Cancer treatment is not one size fits all. Physicians must consider the different mutations, tumor formations, and affected tissue types of a case and tailor treatment to each patient. To find the most effective treatment for each patient, doctors and researchers sometimes use patient derived tumor samples to test which drugs work best on a particular tumor before administering the drugs to patients.
However, current patient derived tissue models such as organoids are limited by slow results, low reproducibility, and an inaccurate representation of the tumor environment. In a recent Cell Stem Cell study, researchers at Duke University developed a system for generating patient derived miniature tissue spheres that are smaller than organoids (1). The researchers used these tiny tissue samples, called micro-organospheres (MOS), to assess a broad range of drugs and produce results in as little as two weeks.
The new study represents “a new dimension of the drug discovery field,” said Jesse Boehm, a cancer researcher at the Broad Institute of MIT and Harvard who was not affiliated with this study. “This is a thorough proof-of-concept study that begins to show the feasibility of each step in the process,” from device manufacturing, to confirming the accuracy of the model, and to performing drug studies.
Xiling Shen, a cancer biologist at Duke University and author of the study, used samples from a tumor biopsy to generate micro-tumors ex vivo that represent the genetics and microenvironment of the original tumor. Since MOS are smaller than organoids, they have a shorter growth timeline that allows for faster drug testing. One tumor biopsy can be used to generate more than a thousand MOS, maximizing the use of one sample. The researchers recapitulated the patient’s immune microenvironment by retaining immune cells in the MOS and ensuring that they responded to immunotherapy.
To validate their approach, Shen’s team first tested more than one hundred FDA-approved drugs on MOS derived from a patient with rectal cancer and found that the cancer was sensitive to the drug oxaliplatin. The researchers then incorporated biopsies from 7 additional patients into the sample group. Four samples were sensitive to oxaliplatin, and the other four were resistant.
The team next gave each patient oxaliplatin, and the results matched Shen’s team’s prediction; the four patients whose MOS were sensitive to oxaliplatin responded well to the treatment. The sizes of their liver lesions decreased.

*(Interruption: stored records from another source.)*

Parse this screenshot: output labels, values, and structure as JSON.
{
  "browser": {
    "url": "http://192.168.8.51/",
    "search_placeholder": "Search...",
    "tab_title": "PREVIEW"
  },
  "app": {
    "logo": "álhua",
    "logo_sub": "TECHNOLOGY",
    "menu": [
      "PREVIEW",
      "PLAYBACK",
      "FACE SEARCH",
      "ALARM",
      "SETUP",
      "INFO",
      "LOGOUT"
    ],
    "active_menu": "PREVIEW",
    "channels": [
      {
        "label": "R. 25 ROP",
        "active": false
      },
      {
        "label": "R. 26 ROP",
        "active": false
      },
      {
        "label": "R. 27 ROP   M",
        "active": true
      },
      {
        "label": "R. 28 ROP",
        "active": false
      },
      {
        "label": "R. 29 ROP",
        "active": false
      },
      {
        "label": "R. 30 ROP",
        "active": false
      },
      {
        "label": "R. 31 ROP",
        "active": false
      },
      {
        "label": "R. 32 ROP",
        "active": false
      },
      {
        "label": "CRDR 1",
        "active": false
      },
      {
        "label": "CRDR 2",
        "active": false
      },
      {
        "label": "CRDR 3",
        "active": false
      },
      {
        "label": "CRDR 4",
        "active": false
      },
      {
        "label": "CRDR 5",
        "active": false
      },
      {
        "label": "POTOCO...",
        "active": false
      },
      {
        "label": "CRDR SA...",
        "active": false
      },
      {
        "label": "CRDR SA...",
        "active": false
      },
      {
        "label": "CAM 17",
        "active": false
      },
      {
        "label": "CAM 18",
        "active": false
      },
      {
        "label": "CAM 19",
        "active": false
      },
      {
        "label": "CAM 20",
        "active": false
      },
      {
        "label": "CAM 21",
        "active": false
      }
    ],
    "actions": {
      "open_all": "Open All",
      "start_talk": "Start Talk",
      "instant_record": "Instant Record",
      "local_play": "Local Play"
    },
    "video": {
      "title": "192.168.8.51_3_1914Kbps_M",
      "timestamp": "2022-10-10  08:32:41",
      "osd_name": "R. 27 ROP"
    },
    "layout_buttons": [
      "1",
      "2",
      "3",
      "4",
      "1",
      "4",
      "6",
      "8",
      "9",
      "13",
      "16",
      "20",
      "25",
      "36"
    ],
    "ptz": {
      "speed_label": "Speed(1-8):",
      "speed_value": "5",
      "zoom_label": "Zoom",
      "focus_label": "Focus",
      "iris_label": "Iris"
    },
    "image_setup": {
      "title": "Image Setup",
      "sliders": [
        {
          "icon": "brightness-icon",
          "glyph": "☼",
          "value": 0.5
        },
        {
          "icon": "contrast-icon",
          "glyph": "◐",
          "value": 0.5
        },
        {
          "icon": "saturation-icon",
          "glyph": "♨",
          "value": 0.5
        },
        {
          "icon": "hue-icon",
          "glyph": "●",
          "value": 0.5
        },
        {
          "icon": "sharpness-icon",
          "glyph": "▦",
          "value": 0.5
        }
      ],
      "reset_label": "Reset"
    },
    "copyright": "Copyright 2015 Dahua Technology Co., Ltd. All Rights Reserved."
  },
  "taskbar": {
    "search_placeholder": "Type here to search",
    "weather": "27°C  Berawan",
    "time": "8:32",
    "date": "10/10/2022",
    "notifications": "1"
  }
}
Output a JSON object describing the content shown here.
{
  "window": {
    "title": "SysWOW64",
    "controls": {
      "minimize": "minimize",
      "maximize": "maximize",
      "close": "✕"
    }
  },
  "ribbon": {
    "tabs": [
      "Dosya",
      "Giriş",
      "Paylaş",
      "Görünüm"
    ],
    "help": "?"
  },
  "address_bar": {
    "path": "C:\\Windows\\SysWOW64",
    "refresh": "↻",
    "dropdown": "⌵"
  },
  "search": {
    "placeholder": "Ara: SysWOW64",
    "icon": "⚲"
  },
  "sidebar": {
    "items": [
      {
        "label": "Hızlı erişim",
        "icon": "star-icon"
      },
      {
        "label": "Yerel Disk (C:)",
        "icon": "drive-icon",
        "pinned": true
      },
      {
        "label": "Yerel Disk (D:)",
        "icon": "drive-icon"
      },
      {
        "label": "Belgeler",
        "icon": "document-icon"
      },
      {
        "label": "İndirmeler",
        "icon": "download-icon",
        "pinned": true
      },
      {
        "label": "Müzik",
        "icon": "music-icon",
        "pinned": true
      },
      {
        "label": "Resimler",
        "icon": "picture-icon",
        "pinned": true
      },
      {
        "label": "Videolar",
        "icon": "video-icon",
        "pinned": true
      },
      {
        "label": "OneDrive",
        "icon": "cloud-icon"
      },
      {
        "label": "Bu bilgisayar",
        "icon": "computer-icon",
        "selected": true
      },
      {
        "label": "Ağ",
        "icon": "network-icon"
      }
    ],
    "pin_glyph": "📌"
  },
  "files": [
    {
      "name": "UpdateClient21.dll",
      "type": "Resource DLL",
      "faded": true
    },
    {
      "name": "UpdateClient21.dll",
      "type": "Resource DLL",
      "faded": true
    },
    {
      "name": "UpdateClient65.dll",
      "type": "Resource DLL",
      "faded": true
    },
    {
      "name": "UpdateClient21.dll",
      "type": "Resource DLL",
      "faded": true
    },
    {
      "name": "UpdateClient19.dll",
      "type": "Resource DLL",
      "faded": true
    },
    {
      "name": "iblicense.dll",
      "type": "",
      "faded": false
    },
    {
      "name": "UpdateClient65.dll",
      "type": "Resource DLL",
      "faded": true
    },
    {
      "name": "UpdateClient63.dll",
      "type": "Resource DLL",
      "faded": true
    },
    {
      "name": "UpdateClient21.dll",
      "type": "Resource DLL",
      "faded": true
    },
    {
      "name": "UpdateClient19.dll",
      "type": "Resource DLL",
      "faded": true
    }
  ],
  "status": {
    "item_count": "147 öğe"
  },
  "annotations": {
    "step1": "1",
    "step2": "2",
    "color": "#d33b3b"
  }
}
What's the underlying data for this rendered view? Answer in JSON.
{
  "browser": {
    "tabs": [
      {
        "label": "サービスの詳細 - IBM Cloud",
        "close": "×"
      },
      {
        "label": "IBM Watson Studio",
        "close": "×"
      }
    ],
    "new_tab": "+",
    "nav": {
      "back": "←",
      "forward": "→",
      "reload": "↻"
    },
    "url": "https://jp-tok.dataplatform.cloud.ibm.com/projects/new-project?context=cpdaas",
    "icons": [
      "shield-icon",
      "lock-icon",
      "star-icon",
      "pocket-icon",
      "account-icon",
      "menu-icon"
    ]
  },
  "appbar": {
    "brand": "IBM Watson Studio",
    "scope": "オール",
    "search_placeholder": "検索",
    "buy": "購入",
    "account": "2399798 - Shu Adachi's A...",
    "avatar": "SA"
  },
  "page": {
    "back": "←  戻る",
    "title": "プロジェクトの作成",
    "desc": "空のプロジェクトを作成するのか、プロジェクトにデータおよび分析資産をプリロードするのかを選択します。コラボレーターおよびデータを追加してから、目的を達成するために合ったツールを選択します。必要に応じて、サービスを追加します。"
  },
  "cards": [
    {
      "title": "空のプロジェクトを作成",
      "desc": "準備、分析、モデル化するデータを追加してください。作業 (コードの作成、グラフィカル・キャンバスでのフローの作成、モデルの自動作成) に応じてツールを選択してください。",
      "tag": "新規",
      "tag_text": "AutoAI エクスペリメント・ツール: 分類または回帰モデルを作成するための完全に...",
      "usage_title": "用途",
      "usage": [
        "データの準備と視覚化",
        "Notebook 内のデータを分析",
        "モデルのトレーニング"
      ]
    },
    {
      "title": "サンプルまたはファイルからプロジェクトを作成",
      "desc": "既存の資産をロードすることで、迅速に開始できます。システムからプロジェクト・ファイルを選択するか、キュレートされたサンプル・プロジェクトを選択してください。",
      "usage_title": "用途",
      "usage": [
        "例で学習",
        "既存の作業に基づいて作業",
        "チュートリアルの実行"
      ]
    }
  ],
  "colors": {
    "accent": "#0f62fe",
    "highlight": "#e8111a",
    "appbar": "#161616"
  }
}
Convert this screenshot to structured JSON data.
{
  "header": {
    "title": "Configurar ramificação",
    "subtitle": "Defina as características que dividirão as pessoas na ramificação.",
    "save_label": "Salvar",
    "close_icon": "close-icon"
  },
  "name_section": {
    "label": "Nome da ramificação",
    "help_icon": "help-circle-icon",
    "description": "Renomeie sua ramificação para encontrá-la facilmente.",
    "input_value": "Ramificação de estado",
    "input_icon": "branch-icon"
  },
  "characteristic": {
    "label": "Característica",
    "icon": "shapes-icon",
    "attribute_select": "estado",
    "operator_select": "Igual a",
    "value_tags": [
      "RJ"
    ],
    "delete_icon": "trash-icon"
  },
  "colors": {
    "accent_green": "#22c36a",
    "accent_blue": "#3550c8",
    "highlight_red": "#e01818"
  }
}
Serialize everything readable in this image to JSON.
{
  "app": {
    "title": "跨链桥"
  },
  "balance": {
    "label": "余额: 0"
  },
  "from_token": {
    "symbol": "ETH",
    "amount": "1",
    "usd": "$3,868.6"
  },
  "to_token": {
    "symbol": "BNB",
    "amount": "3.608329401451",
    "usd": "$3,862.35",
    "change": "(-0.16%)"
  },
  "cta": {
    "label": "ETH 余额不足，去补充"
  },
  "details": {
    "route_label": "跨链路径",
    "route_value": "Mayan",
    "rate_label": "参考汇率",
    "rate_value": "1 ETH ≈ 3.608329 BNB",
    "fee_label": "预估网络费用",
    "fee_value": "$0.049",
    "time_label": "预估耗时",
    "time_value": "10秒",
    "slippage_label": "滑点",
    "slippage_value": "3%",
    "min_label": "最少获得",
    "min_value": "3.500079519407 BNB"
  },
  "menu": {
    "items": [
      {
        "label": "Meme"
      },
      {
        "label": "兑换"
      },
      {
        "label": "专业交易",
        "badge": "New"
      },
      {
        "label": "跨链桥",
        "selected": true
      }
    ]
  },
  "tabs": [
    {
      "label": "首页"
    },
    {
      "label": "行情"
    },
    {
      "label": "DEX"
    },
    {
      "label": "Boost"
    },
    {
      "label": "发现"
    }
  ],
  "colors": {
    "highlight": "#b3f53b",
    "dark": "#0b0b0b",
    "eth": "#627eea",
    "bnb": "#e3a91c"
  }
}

Three of the four patients resistant to oxaliplatin did not respond to the drug.
With their MOS system, Shen’s team can screen a wide range of drugs, including checkpoint inhibitors, which are drugs that help cancer cells detect and attack cancerous cells, as well as immune modulators and antibody drugs. Shen’s team started a clinical trial in June of 2022 to test patient tumor samples on a wider scale.
The authors of the study also established their own startup company, Xilis, to develop a MOS commercial assay for use in the clinic. Shen believes that researchers could translate this proof of concept to other diseases and patient derived cell types to study conditions that don’t have reliable drug testing models.
“For the first time, you can reliably do drug testing in a clinic setting within 10 days, and also be able to assess immune drugs that right now don't have comparable preclinical models,” said Shen.
- Ding, S. et al. Patient-derived micro-organospheres enable clinical precision oncology. Cell Stem Cell 29, 905-917 (2022).